- EXERCISE PROMPT
Please print nothing but the lines from the one containing "Enumerate this screenshot's" to the final line below, exactly, and no pictures.

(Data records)
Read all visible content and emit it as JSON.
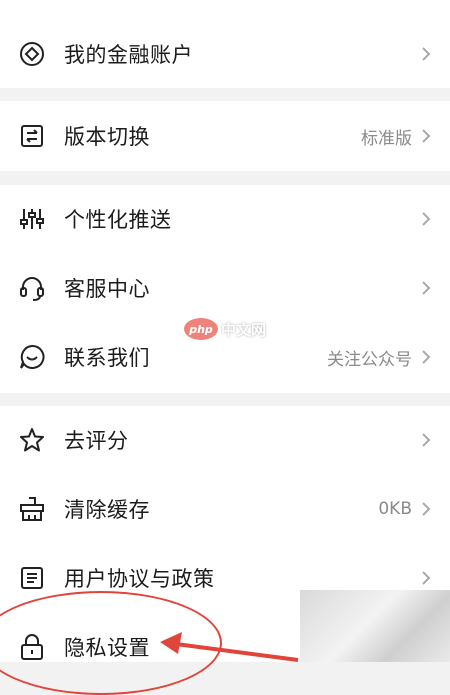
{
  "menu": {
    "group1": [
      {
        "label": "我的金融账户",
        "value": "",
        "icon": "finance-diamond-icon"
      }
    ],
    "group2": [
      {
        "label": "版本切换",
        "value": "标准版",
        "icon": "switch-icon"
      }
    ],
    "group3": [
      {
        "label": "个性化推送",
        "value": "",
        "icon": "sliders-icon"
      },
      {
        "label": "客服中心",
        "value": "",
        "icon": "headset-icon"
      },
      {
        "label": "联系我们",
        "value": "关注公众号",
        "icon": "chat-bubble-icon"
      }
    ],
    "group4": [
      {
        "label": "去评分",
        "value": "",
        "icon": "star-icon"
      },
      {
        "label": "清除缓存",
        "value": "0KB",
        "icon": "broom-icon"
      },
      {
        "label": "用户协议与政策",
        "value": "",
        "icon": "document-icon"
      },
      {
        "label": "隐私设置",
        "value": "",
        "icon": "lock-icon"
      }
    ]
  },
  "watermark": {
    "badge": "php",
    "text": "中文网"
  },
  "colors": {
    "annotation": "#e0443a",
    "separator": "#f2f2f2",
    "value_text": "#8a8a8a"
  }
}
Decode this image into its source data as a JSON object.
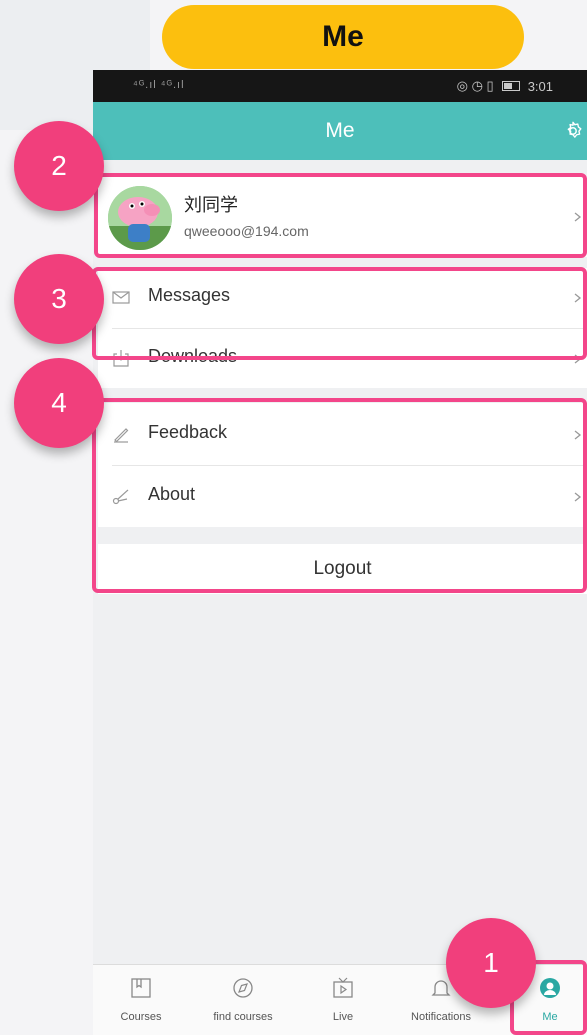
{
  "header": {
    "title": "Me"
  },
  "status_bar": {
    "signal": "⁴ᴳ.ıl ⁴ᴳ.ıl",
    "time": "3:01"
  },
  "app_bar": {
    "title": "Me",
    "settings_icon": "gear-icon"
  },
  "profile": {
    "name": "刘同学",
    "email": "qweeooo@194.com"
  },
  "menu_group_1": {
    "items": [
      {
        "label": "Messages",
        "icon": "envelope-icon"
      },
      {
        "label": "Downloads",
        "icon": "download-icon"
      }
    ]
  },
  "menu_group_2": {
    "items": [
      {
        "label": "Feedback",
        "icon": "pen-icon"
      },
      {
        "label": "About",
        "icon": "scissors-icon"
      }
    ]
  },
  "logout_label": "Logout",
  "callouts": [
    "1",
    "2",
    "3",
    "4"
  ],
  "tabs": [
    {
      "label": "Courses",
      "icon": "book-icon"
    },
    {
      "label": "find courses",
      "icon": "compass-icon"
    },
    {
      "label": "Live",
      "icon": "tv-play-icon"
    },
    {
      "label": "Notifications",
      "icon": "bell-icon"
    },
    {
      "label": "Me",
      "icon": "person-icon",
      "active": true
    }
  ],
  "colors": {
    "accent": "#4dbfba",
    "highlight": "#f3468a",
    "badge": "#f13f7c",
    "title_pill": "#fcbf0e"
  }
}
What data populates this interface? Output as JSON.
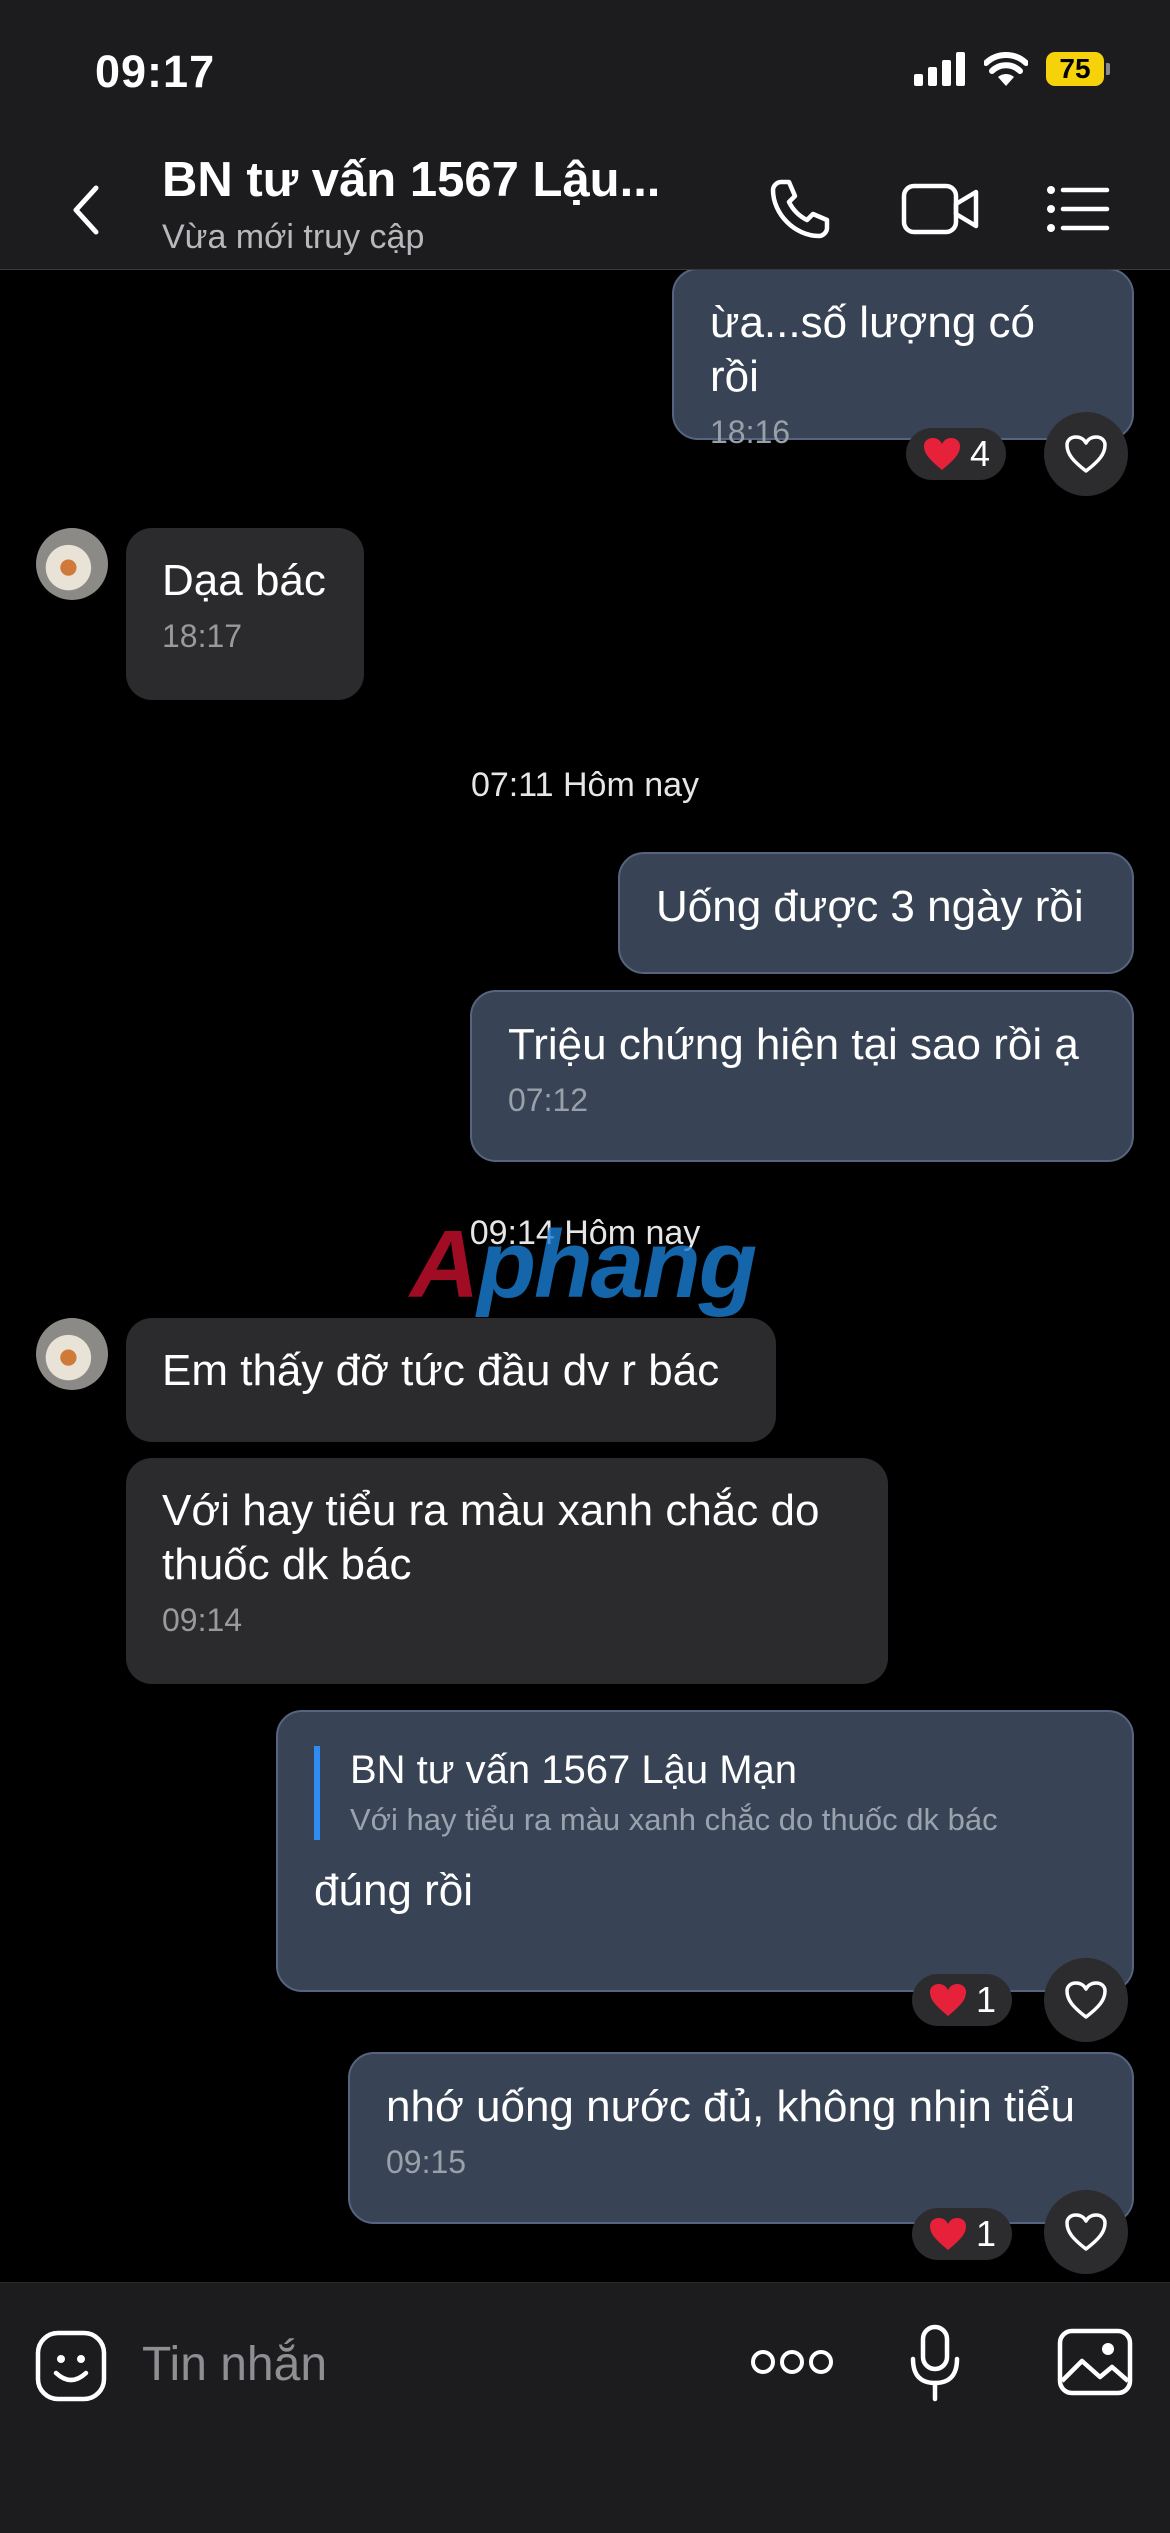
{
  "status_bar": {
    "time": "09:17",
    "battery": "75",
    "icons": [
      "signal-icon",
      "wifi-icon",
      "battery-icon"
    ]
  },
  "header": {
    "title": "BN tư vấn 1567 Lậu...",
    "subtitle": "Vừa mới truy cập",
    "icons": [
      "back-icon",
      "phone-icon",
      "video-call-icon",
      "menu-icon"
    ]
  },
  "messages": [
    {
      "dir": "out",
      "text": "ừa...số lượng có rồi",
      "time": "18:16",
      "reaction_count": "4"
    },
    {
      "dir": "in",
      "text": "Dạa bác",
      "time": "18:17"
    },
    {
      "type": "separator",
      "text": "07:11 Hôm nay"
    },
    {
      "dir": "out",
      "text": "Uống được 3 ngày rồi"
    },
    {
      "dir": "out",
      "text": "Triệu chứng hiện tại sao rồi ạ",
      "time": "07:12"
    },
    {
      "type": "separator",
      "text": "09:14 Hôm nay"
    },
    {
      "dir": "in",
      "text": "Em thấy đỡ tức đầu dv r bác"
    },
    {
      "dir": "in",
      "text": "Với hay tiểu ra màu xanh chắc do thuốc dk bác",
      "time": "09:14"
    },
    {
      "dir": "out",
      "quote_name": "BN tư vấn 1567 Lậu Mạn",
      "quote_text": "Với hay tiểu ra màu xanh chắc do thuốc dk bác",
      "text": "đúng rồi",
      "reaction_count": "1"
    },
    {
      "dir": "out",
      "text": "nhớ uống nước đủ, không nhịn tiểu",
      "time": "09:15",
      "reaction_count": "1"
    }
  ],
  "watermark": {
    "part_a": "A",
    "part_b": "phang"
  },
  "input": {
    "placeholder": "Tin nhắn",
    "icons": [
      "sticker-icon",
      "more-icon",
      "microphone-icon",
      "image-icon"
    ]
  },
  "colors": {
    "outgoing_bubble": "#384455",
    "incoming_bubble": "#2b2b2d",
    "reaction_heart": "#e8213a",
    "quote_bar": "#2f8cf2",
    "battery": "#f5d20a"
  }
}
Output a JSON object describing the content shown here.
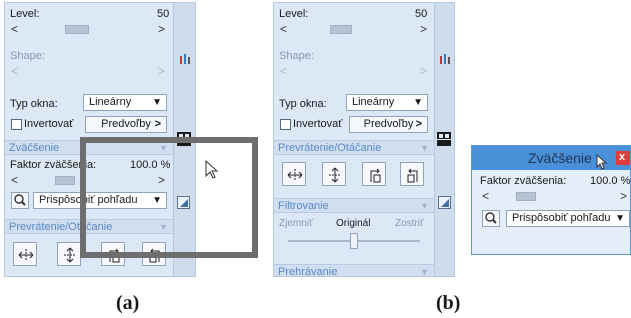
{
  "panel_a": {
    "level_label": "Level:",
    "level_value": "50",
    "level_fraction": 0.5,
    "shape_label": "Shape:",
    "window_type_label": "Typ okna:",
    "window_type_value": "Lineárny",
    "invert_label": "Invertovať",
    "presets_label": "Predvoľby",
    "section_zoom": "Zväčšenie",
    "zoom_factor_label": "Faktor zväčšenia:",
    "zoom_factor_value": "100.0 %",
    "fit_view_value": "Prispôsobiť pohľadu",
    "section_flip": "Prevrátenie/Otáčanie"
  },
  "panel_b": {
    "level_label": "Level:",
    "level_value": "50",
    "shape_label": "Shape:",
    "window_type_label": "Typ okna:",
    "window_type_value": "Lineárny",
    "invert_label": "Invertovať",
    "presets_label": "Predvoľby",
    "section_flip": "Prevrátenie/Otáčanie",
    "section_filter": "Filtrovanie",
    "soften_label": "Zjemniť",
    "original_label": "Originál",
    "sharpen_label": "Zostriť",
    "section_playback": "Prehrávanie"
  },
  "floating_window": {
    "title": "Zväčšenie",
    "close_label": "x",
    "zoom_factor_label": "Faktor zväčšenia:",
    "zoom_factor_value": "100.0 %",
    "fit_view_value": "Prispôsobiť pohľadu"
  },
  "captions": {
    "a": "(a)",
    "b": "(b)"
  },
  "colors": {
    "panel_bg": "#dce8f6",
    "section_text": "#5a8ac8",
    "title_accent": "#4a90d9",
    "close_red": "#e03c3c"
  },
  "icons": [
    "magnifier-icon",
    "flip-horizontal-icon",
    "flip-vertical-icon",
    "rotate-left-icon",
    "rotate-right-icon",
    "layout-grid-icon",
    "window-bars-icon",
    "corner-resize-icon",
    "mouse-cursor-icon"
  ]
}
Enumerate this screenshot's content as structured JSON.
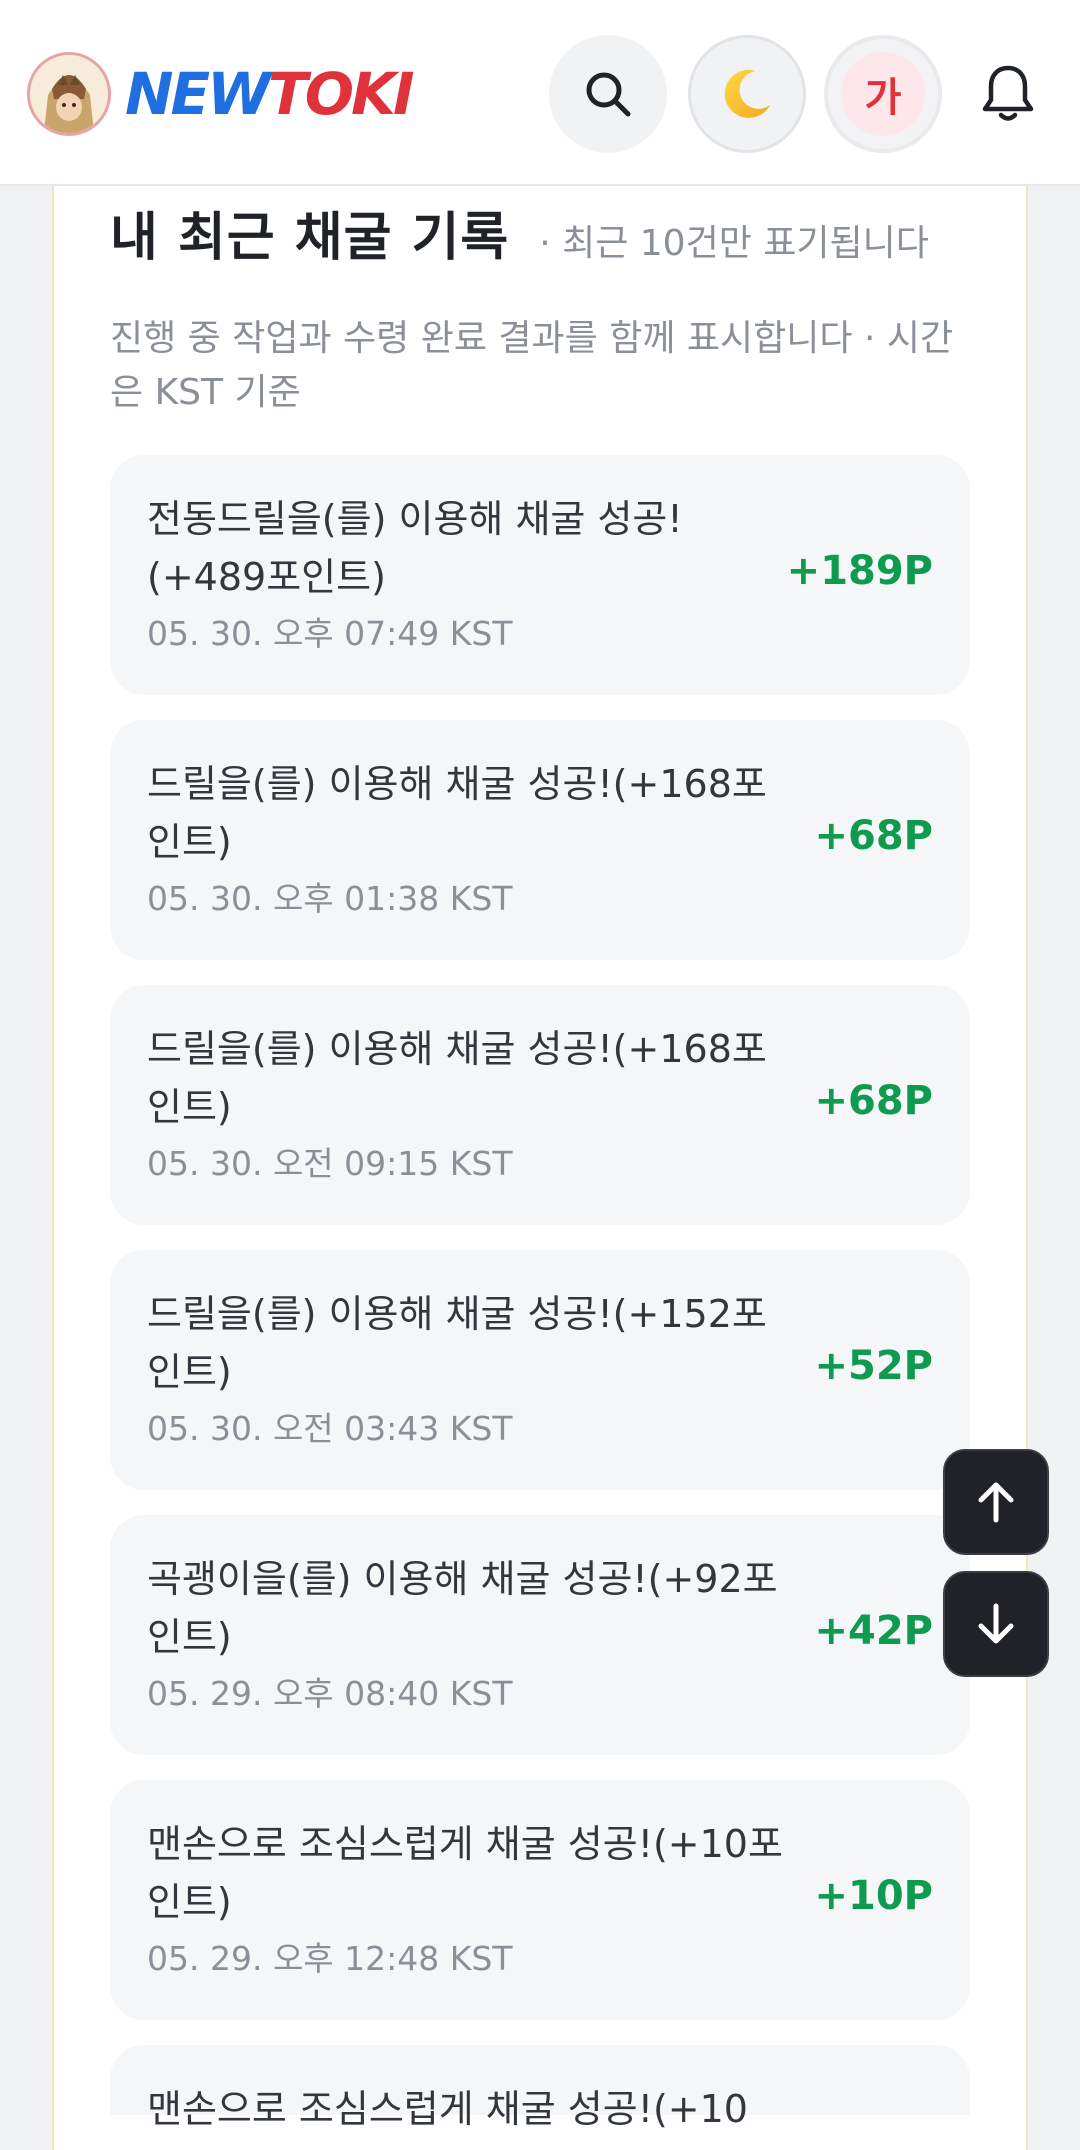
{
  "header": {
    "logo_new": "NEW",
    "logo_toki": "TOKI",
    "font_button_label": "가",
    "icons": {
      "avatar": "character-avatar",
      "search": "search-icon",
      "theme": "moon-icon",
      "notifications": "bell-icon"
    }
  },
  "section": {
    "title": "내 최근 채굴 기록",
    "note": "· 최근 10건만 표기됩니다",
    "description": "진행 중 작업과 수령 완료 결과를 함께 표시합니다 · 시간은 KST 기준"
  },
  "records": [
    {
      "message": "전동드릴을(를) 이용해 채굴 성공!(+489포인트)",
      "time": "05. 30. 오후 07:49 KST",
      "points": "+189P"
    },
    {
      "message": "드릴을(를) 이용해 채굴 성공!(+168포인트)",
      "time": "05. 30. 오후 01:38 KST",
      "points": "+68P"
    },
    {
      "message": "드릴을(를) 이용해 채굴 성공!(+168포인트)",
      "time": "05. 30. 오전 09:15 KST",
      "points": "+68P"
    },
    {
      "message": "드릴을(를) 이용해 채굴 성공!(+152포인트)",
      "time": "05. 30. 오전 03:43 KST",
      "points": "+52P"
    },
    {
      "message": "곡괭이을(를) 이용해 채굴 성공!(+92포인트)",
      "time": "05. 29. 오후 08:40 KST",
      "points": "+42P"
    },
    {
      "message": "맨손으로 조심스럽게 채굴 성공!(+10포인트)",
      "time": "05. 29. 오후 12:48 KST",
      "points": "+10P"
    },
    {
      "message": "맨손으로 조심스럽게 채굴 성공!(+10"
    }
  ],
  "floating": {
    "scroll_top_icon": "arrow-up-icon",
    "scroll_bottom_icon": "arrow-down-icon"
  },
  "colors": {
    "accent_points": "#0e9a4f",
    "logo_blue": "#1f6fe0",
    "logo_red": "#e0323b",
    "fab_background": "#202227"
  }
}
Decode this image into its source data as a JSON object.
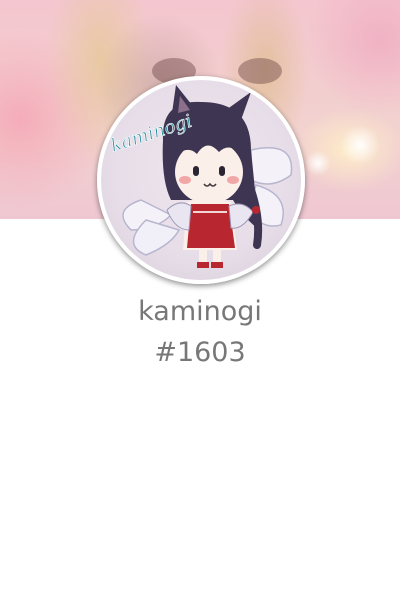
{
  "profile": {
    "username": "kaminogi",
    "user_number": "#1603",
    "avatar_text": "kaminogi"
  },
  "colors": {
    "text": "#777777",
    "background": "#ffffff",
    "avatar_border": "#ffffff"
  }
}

- RESULT FOR THIS EXERCISE
Enumerate this screenshot's content as structured JSON.
{
  "header": {
    "logo_new": "NEW",
    "logo_toki": "TOKI",
    "font_button_label": "가",
    "icons": {
      "avatar": "character-avatar",
      "search": "search-icon",
      "theme": "moon-icon",
      "notifications": "bell-icon"
    }
  },
  "section": {
    "title": "내 최근 채굴 기록",
    "note": "· 최근 10건만 표기됩니다",
    "description": "진행 중 작업과 수령 완료 결과를 함께 표시합니다 · 시간은 KST 기준"
  },
  "records": [
    {
      "message": "전동드릴을(를) 이용해 채굴 성공!(+489포인트)",
      "time": "05. 30. 오후 07:49 KST",
      "points": "+189P"
    },
    {
      "message": "드릴을(를) 이용해 채굴 성공!(+168포인트)",
      "time": "05. 30. 오후 01:38 KST",
      "points": "+68P"
    },
    {
      "message": "드릴을(를) 이용해 채굴 성공!(+168포인트)",
      "time": "05. 30. 오전 09:15 KST",
      "points": "+68P"
    },
    {
      "message": "드릴을(를) 이용해 채굴 성공!(+152포인트)",
      "time": "05. 30. 오전 03:43 KST",
      "points": "+52P"
    },
    {
      "message": "곡괭이을(를) 이용해 채굴 성공!(+92포인트)",
      "time": "05. 29. 오후 08:40 KST",
      "points": "+42P"
    },
    {
      "message": "맨손으로 조심스럽게 채굴 성공!(+10포인트)",
      "time": "05. 29. 오후 12:48 KST",
      "points": "+10P"
    },
    {
      "message": "맨손으로 조심스럽게 채굴 성공!(+10"
    }
  ],
  "floating": {
    "scroll_top_icon": "arrow-up-icon",
    "scroll_bottom_icon": "arrow-down-icon"
  },
  "colors": {
    "accent_points": "#0e9a4f",
    "logo_blue": "#1f6fe0",
    "logo_red": "#e0323b",
    "fab_background": "#202227"
  }
}
Decode this image into its source data as a JSON object.
{
  "profile": {
    "username": "kaminogi",
    "user_number": "#1603",
    "avatar_text": "kaminogi"
  },
  "colors": {
    "text": "#777777",
    "background": "#ffffff",
    "avatar_border": "#ffffff"
  }
}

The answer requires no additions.